Under these circumstances, Erdoğan continues to double down on his bets, hoping to drag larger entities into conflict. The Turkish leader’s actions in Libya are a perfect example of how Turkey's current regime has become NATO's Achilles' heel, threatening to either destroy the world's strongest military alliance or to draw it into a series of conflicts with no end in sight.

Being so deeply invested in spreading conflict and feeling the instability caused by the imminent collapse of the Turkish economy, Erdoğan’s willingness to send Russia a message in what Moscow considers its "backyard" is a natural extension of its existing policies.

Russia's interests

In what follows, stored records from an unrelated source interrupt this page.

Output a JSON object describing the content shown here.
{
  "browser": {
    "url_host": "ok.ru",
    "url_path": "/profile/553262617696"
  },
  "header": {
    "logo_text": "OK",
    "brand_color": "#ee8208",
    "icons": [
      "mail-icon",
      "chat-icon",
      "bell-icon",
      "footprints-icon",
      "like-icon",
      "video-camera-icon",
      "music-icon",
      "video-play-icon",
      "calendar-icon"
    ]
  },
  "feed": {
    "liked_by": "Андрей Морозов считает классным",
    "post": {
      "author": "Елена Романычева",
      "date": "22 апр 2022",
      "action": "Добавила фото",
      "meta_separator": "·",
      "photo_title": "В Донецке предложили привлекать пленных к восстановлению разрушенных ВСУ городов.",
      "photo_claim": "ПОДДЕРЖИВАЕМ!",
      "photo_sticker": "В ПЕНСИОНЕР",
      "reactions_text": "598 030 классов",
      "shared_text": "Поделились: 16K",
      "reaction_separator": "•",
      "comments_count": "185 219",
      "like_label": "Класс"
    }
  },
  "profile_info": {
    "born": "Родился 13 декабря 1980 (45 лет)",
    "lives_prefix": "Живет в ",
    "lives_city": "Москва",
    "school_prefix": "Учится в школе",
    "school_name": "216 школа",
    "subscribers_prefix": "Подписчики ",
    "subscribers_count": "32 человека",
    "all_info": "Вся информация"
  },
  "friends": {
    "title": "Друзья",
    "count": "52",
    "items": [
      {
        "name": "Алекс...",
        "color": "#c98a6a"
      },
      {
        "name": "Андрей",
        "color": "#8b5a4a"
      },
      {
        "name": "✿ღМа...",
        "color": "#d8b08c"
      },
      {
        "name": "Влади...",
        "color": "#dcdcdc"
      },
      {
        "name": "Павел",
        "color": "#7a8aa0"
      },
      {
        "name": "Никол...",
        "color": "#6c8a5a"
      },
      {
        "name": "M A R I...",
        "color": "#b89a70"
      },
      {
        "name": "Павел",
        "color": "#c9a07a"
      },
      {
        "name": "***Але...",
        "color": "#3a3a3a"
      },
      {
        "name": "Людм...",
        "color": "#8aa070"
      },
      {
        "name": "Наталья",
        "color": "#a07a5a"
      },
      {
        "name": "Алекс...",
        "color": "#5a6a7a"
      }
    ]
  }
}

Despite all the diplomatic manoeuvres to avoid a direct confrontation, Russia increasingly finds itself facing Turkey in every theatre on its southern flank. While opportunistic moves in Libya are intended to expand its influence and capability in the Mediterranean, its current positioning in Syria does not allow for much room.

Russia simply cannot afford to "lose" in Syria. And it certainly cannot allow its influence in the Caucasus to be undermined by a Turkish-Azeri complot against Armenia.

We know from recent history that Russian President Vladimir Putin can act decisively, and militarily, when certain geo-strategic lines in the sand pertaining to Russian security are crossed. The Caucasus is not less valuable than Crimea and Ukraine, it is a vital region for the long-term priorities of Russian foreign policy.

The passivity of the United States

Finally, the position of the United States during the present administration has been uneven and ambivalent vis-à-vis its presence and long-term interests in the Mediterranean and the Middle East. The fragmented responses to developing situations in Syria and Libya do not inspire allies with confidence, and allow for room to manoeuvre for desperate authoritarian regimes like that of Erdoğan’s to sow discord and long-term imbalance.

The transactional approach of the administration on complex and comprehensive matters of foreign policy has resulted in the greatest geopolitical power on the planet to take a back step in one of the most strategically vital regions of the world.

This does not mean that the United States has lost its ability to return decisively in any of these arenas, but the continuation of the current incoherent approach would only foster more daring gambits by regional actors.

Implications

So what can we expect in the Caucasus in the short term? It is very unlikely - but not entirely impossible - that the current clashes will be allowed to escalate into a full-blown war. No major actor supports this course of events, even if Erdoğan's voter base, riled up by reheated visions of conquest and having recently and absurdly "re-conquered" the Hagia Sophia, has long harboured visions of invading and ethnically cleansing Armenia. Multiple statements by pro-Erdoğan groups, and maps showing Armenia as a part of a neo-Ottoman imperial Turkey are an attestation to this group.

Given the capabilities and motivations of actors outlined in this article, decisive action by Washington is imperative to curb not only the imperial ambitions of the Erdoğan regime, but to prevent further degradation of the situation in a vast area, that will otherwise lead to a series of regional wars without victors.

For the future of NATO, regional stability, and ultimately in order to prevent catastrophic chain reactions on a global scale, Erdoğan must be made to understand that he will no longer be allowed to spread chaos and destruction with impunity.

Perhaps more importantly, the Turkish people need to be made aware of the situation, and allowed to make a choice for their future, between a forward-looking, prosperous, Western, modern Turkey, and a fundamentalist, intolerant, economically-collapsed, marginal society, embroiled in endless regional wars. If the latter vision overcomes the former, woe unto the world.

The opinions expressed in this column are those of the author and do not necessarily reflect those of Ahval.